Exercise aim.
The lines to copy from the listing below are those that contain the string "name".

Data under study.
____________

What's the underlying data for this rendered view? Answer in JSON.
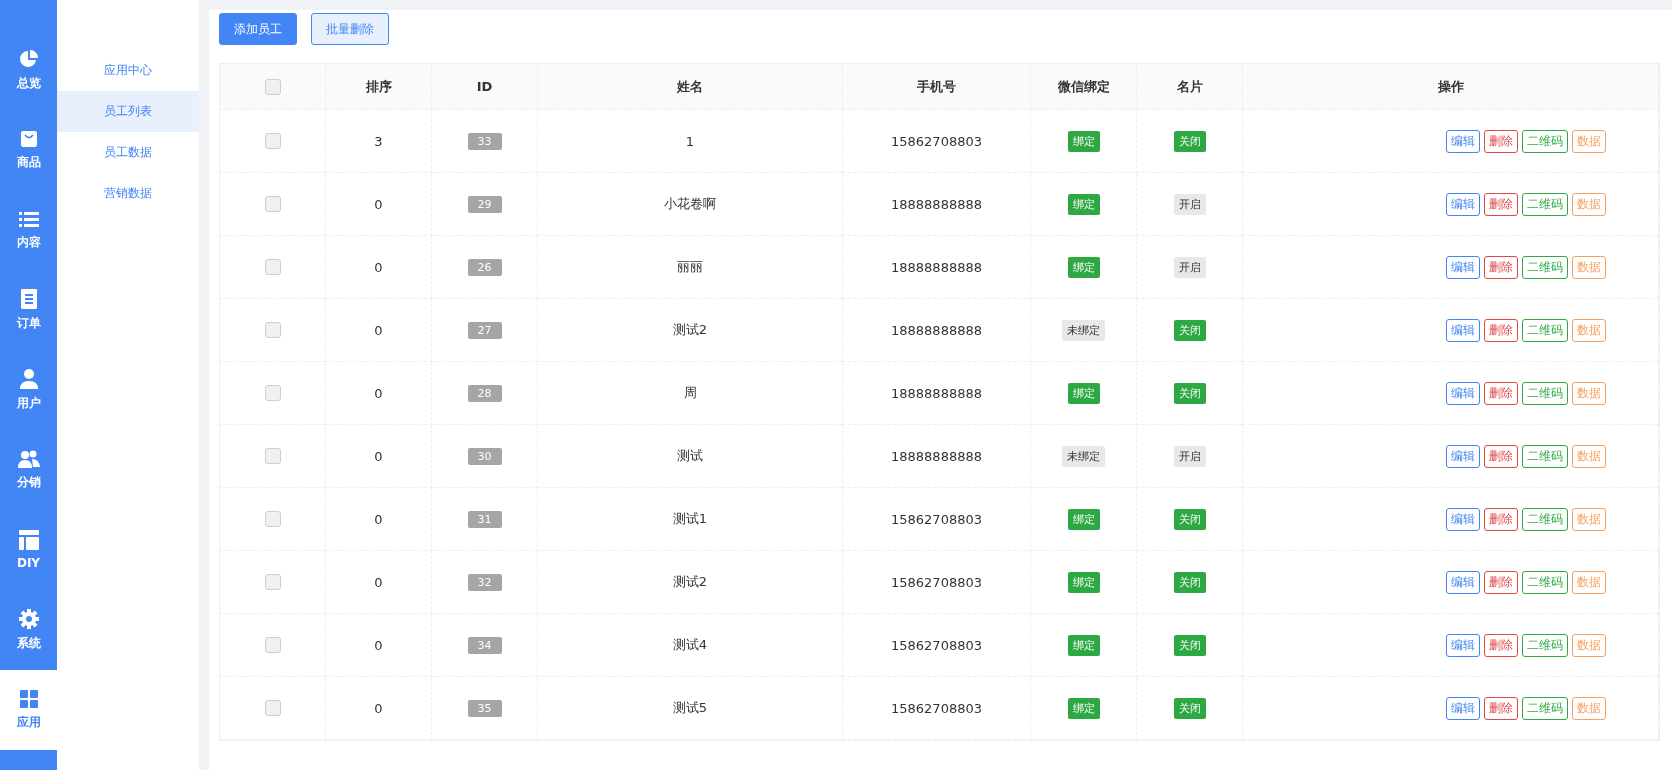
{
  "rail": [
    {
      "label": "总览",
      "selected": false
    },
    {
      "label": "商品",
      "selected": false
    },
    {
      "label": "内容",
      "selected": false
    },
    {
      "label": "订单",
      "selected": false
    },
    {
      "label": "用户",
      "selected": false
    },
    {
      "label": "分销",
      "selected": false
    },
    {
      "label": "DIY",
      "selected": false
    },
    {
      "label": "系统",
      "selected": false
    },
    {
      "label": "应用",
      "selected": true
    }
  ],
  "submenu": [
    {
      "label": "应用中心",
      "selected": false
    },
    {
      "label": "员工列表",
      "selected": true
    },
    {
      "label": "员工数据",
      "selected": false
    },
    {
      "label": "营销数据",
      "selected": false
    }
  ],
  "toolbar": {
    "add_button": "添加员工",
    "batch_delete_button": "批量删除"
  },
  "table": {
    "select_all_checked": false,
    "columns": [
      "排序",
      "ID",
      "姓名",
      "手机号",
      "微信绑定",
      "名片",
      "操作"
    ],
    "rows": [
      {
        "checked": false,
        "sort": "3",
        "id": "33",
        "name": "1",
        "phone": "15862708803",
        "wechat": {
          "label": "绑定",
          "active": true
        },
        "card": {
          "label": "关闭",
          "active": true
        },
        "actions": [
          "编辑",
          "删除",
          "二维码",
          "数据"
        ]
      },
      {
        "checked": false,
        "sort": "0",
        "id": "29",
        "name": "小花卷啊",
        "phone": "18888888888",
        "wechat": {
          "label": "绑定",
          "active": true
        },
        "card": {
          "label": "开启",
          "active": false
        },
        "actions": [
          "编辑",
          "删除",
          "二维码",
          "数据"
        ]
      },
      {
        "checked": false,
        "sort": "0",
        "id": "26",
        "name": "丽丽",
        "phone": "18888888888",
        "wechat": {
          "label": "绑定",
          "active": true
        },
        "card": {
          "label": "开启",
          "active": false
        },
        "actions": [
          "编辑",
          "删除",
          "二维码",
          "数据"
        ]
      },
      {
        "checked": false,
        "sort": "0",
        "id": "27",
        "name": "测试2",
        "phone": "18888888888",
        "wechat": {
          "label": "未绑定",
          "active": false
        },
        "card": {
          "label": "关闭",
          "active": true
        },
        "actions": [
          "编辑",
          "删除",
          "二维码",
          "数据"
        ]
      },
      {
        "checked": false,
        "sort": "0",
        "id": "28",
        "name": "周",
        "phone": "18888888888",
        "wechat": {
          "label": "绑定",
          "active": true
        },
        "card": {
          "label": "关闭",
          "active": true
        },
        "actions": [
          "编辑",
          "删除",
          "二维码",
          "数据"
        ]
      },
      {
        "checked": false,
        "sort": "0",
        "id": "30",
        "name": "测试",
        "phone": "18888888888",
        "wechat": {
          "label": "未绑定",
          "active": false
        },
        "card": {
          "label": "开启",
          "active": false
        },
        "actions": [
          "编辑",
          "删除",
          "二维码",
          "数据"
        ]
      },
      {
        "checked": false,
        "sort": "0",
        "id": "31",
        "name": "测试1",
        "phone": "15862708803",
        "wechat": {
          "label": "绑定",
          "active": true
        },
        "card": {
          "label": "关闭",
          "active": true
        },
        "actions": [
          "编辑",
          "删除",
          "二维码",
          "数据"
        ]
      },
      {
        "checked": false,
        "sort": "0",
        "id": "32",
        "name": "测试2",
        "phone": "15862708803",
        "wechat": {
          "label": "绑定",
          "active": true
        },
        "card": {
          "label": "关闭",
          "active": true
        },
        "actions": [
          "编辑",
          "删除",
          "二维码",
          "数据"
        ]
      },
      {
        "checked": false,
        "sort": "0",
        "id": "34",
        "name": "测试4",
        "phone": "15862708803",
        "wechat": {
          "label": "绑定",
          "active": true
        },
        "card": {
          "label": "关闭",
          "active": true
        },
        "actions": [
          "编辑",
          "删除",
          "二维码",
          "数据"
        ]
      },
      {
        "checked": false,
        "sort": "0",
        "id": "35",
        "name": "测试5",
        "phone": "15862708803",
        "wechat": {
          "label": "绑定",
          "active": true
        },
        "card": {
          "label": "关闭",
          "active": true
        },
        "actions": [
          "编辑",
          "删除",
          "二维码",
          "数据"
        ]
      }
    ]
  }
}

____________

Exercise response.
        "name": "1",
        "name": "小花卷啊",
        "name": "丽丽",
        "name": "测试2",
        "name": "周",
        "name": "测试",
        "name": "测试1",
        "name": "测试2",
        "name": "测试4",
        "name": "测试5",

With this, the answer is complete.